Here is the complete source code of the application:

// SysquakeLink packages
import com.calerga.sysquake.*;

// Java and Swing packages
import javax.swing.*;
import javax.swing.event.*;
import java.awt.*;
import java.awt.event.*;
import java.io.*;

// a single class is defined for the whole application
public class SQLinkApproxSample
  extends WindowAdapter      // class used as window listener and...
  implements ChangeListener, // ...slider listener and...
    SQLinkVariableListener   // ...Sysquake notifications listener
{
  JSlider slider;            // java slider
  static final int sqID = 1; // fixed SQ instance ID
  
  public SQLinkApproxSample()
  {
    // application setup
    slider = new JSlider(JSlider.HORIZONTAL, -5000, 5000, 0);
      // JSlider has integer values, x0 = 0.001 * (java value)
    slider.addChangeListener(this);  // using this.stateChanged()
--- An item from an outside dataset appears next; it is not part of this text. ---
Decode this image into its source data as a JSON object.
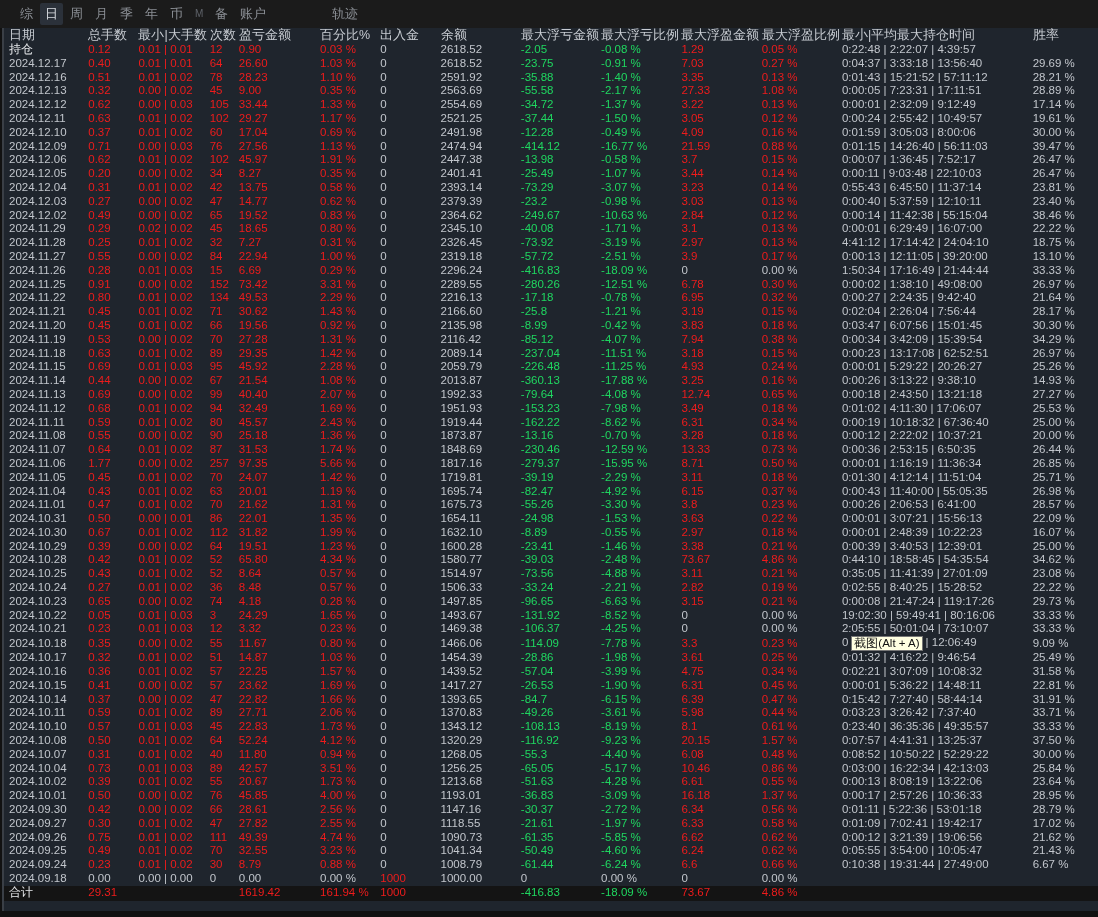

    JPanel panel = new JPanel(new GridLayout(0, 1));
    panel.add(slider);

    JFrame frame = new JFrame("Sync. with approx.sq");
    frame.setDefaultCloseOperation(JFrame.DO_NOTHING_ON_CLOSE);
    frame.addWindowListener(this);  // using this.windowClosing()
    frame.setContentPane(panel);
    frame.pack();
    frame.setVisible(true);

    try
    {
      SysquakeLink.connect();
      SysquakeLink.setVariableChangeNotification(sqID, this);
        // using this.variableChange()
      SysquakeLink.show();
        // bring Sysquake to front on platforms which support it
    }
    catch (SQLinkException e)
    {
      System.err.println(e);
      System.exit(1);  // abort
    }
  }
  
  public void windowClosing(WindowEvent e)
  {
    // called when the window is closed
    SysquakeLink.disconnect();
    System.exit(0);
  }
  
  public void stateChanged(ChangeEvent event)
  {
    // called when the Java slider is changed
    // -> update Sysquake's x0
    try
    {
      if (event.getSource() == slider)
      {
        double x0 = slider.getValue() * 0.001;
        SysquakeLink.setVariableValue(sqID, "x0", x0);
      }
    }
    catch (SQLinkException e)
    {
      System.err.println(e);
    }
  }

  public void variableChange(int instanceId)
  {
    // called when the Sysquake's x0 is changed
    // -> update Java slider
    try
    {
      Object obj = SysquakeLink.variableValue(sqID, "x0");
      double x0 = ((Double) obj).doubleValue();
      slider.setValue((int)(1000 * x0));
    }
    catch (Exception e)
    {
      // catch communication and conversion to double errors
      System.err.println(e);
    }
  }

  public static void main(String[] args)
  {
    // application entry point: create instance
    new SQLinkApproxSample();
  }
}